Sun Protection Tips

Here are some suggestions to guard your skin from the sun's harmful rays.

  • Don't depend on sunscreen alone. Your best strategy is to avoid sun exposure every time possible.

  • Sun protective clothing, which is becoming increasingly popular, is a superb adjunct to sunscreen use.

  • Remember that sunscreen must be reapplied roughly every two hours. Chemical sunscreen wears off after application, and most sunscreens are sweaty.

Question Does wearing sunscreen put you in danger for vitamin D deficiency? Does this mean it’s best to give it up?

Oh It's true that sunscreen blocks ultraviolet B rays, the short-wave rays from the sun which might be essential for producing vitamin D within the skin.
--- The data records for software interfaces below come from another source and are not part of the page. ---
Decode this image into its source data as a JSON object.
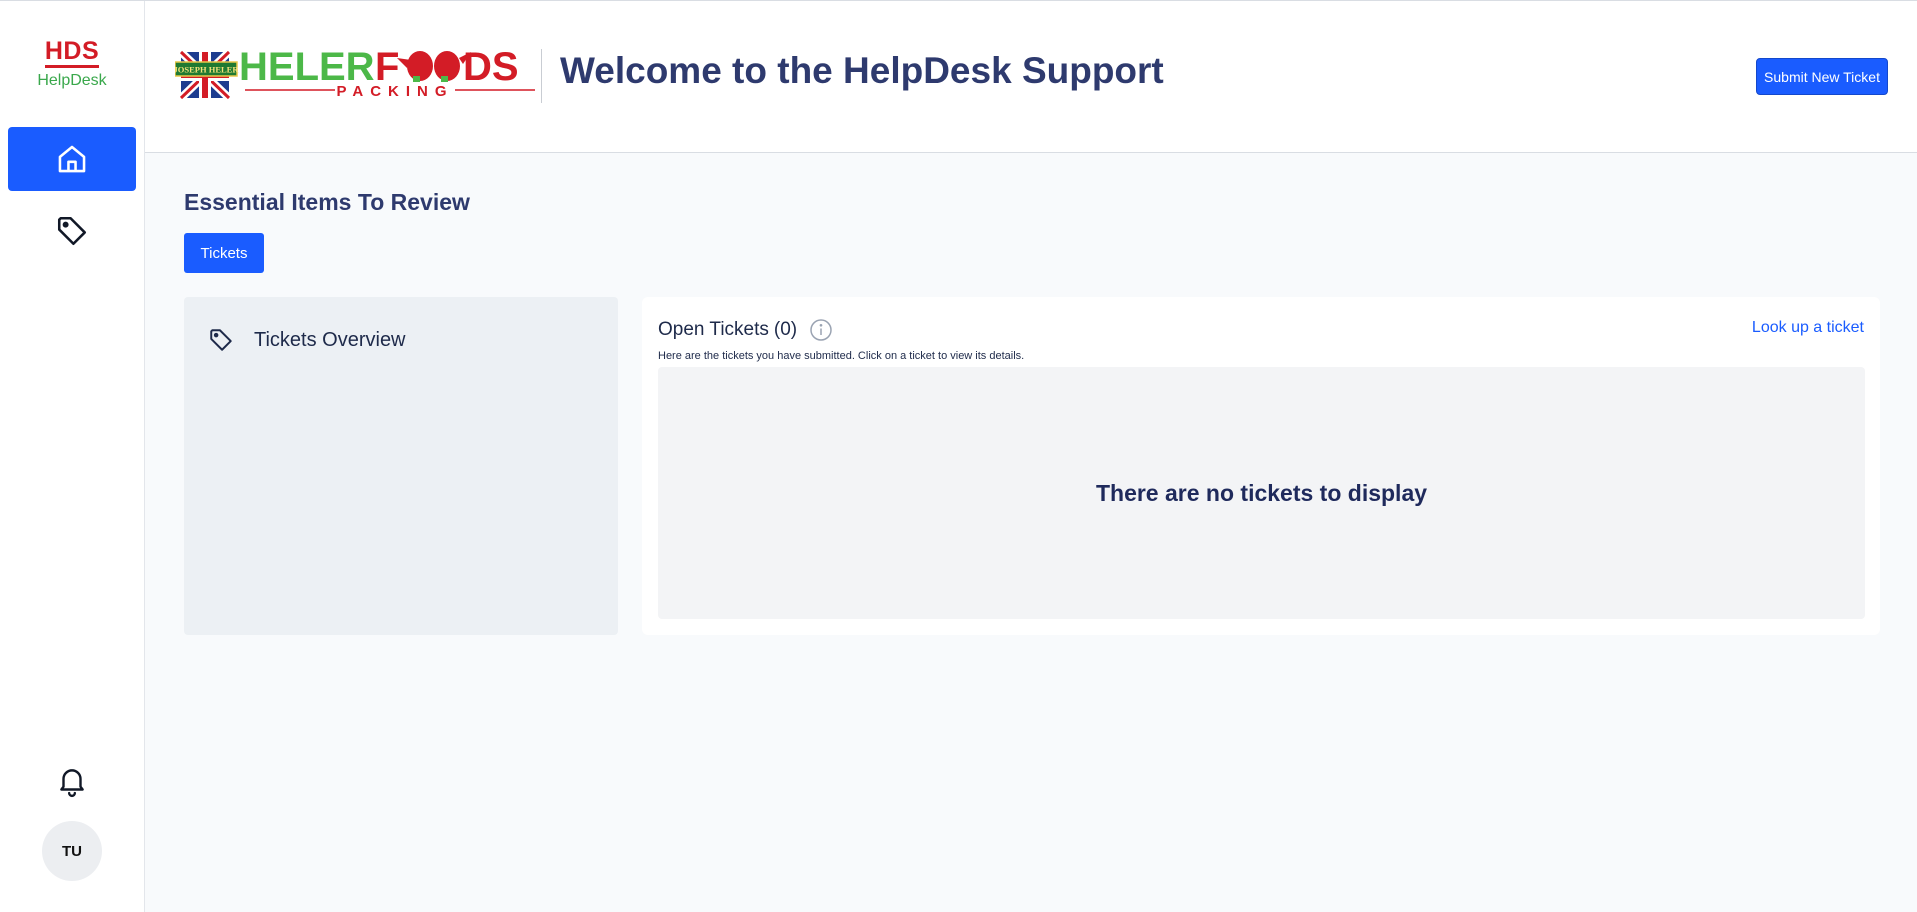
{
  "brand": {
    "code": "HDS",
    "name": "HelpDesk"
  },
  "logo": {
    "badge_text": "JOSEPH HELER",
    "word_heler": "HELER",
    "word_foods_f": "F",
    "word_foods_ds": "DS",
    "subtitle": "PACKING"
  },
  "header": {
    "title": "Welcome to the HelpDesk Support",
    "submit_button": "Submit New Ticket"
  },
  "sidebar": {
    "items": [
      {
        "icon": "home-icon",
        "active": true
      },
      {
        "icon": "tag-icon",
        "active": false
      }
    ],
    "bell_icon": "bell-icon",
    "avatar_initials": "TU"
  },
  "main": {
    "section_title": "Essential Items To Review",
    "tabs": [
      {
        "label": "Tickets",
        "active": true
      }
    ],
    "overview": {
      "label": "Tickets Overview",
      "icon": "tag-icon"
    },
    "open_tickets": {
      "title": "Open Tickets",
      "count": "(0)",
      "description": "Here are the tickets you have submitted. Click on a ticket to view its details.",
      "lookup_link": "Look up a ticket",
      "empty_message": "There are no tickets to display"
    }
  },
  "colors": {
    "accent": "#1a5cff",
    "brand_red": "#d31c26",
    "brand_green": "#3aa84c",
    "title_navy": "#2e3a6e"
  }
}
However, since most individuals apply far lower than the really helpful amount of sunscreen (a couple of shot glass–sized amount on the body and a teaspoon on the face), consumers usually are not normally deficient in vitamin D. Is. If you're anxious that sunscreen will put you in danger for vitamin D deficiency, there's a straightforward solution. Your doctor may recommend a vitamin D complement, similar to 800 IU of vitamin D3 day by day.

Some experts recommend spending 10 to quarter-hour within the sun every day before applying sunscreen, but debate continues about whether this is basically vital when vitamin D is obtained from certain foods and as oral supplements. can Concerns about vitamin D deficiency mustn’t be a reason to avoid sunscreen.

Question Do you have got any general advice on using sunscreen?

Oh There is a danger in assuming that applying sunscreen alone is sufficient to protect you from the sun. Many studies have shown that individuals who use sunscreen spend more time within the sun, and thus may increase their risk of skin cancer.